TASK ITEM =>
Copy out lines with the word "time" from the material that follows.

MATERIAL PROVIDED =>

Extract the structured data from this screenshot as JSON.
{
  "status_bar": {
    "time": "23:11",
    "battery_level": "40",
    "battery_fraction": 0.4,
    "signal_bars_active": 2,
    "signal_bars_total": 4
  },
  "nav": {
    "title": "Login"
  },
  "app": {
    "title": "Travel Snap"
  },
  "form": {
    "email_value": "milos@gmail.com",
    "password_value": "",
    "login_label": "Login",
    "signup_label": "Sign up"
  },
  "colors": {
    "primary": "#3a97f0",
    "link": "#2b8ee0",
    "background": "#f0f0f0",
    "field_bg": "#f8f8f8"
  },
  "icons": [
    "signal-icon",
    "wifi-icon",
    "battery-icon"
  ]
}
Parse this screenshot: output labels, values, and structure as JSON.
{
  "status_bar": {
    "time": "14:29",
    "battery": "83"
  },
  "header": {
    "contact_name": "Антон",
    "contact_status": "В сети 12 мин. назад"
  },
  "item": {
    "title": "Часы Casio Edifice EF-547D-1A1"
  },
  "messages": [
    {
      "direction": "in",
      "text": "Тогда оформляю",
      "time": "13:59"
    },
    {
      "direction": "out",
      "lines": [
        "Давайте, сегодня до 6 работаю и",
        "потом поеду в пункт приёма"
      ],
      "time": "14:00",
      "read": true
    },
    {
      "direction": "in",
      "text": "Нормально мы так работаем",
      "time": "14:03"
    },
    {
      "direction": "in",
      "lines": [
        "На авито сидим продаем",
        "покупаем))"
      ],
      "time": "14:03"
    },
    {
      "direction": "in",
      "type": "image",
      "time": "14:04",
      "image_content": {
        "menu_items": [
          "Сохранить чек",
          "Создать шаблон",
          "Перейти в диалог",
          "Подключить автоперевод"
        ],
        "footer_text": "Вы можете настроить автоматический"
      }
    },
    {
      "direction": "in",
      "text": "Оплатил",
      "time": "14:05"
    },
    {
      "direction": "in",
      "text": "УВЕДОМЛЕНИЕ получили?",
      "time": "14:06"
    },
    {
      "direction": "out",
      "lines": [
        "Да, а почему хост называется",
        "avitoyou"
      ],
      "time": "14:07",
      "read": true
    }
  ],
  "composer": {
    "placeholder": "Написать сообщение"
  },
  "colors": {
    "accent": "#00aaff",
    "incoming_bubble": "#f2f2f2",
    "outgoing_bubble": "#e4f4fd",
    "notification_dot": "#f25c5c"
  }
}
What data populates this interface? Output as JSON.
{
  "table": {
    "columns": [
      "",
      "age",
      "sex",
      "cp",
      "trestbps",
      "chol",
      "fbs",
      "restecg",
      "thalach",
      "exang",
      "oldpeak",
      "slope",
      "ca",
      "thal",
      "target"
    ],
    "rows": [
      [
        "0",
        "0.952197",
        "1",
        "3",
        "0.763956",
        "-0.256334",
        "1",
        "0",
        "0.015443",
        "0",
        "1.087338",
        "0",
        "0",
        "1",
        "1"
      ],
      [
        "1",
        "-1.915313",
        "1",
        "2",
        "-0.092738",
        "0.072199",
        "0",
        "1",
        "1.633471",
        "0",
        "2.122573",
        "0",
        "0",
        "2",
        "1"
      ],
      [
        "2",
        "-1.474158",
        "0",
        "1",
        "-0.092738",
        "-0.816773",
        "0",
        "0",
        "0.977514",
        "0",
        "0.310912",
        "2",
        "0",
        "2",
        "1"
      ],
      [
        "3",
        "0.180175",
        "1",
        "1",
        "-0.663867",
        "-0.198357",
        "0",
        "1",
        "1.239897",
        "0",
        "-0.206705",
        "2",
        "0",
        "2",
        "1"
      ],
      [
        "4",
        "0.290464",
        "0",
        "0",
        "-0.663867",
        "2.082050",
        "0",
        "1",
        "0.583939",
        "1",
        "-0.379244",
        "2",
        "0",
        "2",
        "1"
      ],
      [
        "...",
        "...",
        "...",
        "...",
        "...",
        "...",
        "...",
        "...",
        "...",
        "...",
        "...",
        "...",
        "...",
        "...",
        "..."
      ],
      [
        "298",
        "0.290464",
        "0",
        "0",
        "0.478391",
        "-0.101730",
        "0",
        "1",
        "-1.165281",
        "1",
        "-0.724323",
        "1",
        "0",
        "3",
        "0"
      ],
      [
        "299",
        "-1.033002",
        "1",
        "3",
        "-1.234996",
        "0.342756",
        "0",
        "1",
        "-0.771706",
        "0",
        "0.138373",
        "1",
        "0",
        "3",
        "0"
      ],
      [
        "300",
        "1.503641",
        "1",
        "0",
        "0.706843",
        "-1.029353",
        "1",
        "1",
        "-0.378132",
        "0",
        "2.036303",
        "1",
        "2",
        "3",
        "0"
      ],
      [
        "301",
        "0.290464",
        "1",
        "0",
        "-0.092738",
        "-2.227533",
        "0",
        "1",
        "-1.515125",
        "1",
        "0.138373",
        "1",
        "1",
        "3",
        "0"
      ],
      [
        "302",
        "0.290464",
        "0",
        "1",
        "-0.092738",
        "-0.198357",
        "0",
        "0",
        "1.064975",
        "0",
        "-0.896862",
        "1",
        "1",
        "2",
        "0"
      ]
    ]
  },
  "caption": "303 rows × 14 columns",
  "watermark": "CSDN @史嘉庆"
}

YOUR RESPONSE =>
    "time": "23:11",
    "time": "14:29",
      "time": "13:59"
      "time": "14:00",
      "time": "14:03"
      "time": "14:03"
      "time": "14:04",
      "time": "14:05"
      "time": "14:06"
      "time": "14:07",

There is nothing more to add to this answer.